• **EXERCISE INSTRUCTIONS**:
Your result should be the lines holding the word "Installation", copied from the entries below.

──────── SOURCE INFORMATION ────────

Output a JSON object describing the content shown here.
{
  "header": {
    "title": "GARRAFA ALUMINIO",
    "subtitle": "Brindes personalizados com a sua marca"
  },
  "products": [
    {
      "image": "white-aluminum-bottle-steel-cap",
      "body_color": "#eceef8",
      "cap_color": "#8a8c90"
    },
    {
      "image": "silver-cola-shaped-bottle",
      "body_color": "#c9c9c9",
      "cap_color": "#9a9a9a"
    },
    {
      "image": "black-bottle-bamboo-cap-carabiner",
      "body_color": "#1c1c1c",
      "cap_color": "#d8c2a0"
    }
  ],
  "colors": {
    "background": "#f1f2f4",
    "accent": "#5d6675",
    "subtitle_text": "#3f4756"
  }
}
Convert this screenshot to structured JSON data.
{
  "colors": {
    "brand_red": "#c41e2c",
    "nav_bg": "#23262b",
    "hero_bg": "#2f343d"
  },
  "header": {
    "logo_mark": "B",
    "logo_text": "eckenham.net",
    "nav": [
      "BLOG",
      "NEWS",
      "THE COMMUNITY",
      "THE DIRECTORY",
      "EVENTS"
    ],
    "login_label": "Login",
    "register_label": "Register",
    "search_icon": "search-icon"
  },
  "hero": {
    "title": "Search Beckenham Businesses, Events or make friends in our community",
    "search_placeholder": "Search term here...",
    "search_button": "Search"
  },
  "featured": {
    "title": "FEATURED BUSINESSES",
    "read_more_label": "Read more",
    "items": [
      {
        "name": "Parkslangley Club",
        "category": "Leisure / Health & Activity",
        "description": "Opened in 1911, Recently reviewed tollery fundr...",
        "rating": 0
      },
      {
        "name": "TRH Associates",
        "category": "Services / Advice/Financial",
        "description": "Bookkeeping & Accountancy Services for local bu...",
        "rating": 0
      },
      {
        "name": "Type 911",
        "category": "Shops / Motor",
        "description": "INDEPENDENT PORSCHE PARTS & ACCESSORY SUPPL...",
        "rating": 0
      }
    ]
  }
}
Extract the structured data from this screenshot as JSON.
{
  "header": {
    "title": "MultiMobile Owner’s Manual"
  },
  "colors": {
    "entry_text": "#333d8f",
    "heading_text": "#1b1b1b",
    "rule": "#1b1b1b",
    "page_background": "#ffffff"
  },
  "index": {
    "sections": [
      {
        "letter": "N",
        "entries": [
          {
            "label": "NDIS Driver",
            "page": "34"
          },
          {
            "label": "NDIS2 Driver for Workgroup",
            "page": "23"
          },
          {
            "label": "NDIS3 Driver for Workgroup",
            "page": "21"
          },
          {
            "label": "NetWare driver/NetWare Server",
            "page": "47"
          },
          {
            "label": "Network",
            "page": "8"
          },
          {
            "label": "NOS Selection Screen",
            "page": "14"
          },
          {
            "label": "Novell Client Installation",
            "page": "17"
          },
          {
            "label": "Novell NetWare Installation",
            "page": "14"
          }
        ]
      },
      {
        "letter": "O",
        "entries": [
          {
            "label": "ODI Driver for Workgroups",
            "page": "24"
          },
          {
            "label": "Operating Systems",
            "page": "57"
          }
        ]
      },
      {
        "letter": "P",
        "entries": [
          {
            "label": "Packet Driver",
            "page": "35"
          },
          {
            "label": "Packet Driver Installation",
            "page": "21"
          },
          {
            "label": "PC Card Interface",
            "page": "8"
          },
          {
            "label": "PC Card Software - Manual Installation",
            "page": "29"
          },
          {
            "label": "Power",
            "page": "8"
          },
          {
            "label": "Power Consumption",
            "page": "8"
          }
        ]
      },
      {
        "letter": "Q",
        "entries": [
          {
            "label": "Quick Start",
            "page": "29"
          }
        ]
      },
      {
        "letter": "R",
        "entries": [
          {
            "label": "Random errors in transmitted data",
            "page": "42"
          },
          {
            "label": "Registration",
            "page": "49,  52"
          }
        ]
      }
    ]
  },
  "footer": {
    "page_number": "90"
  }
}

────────

• **TASK SOLUTION**:
            "label": "Novell Client Installation",
            "label": "Novell NetWare Installation",
            "label": "Packet Driver Installation",
            "label": "PC Card Software - Manual Installation",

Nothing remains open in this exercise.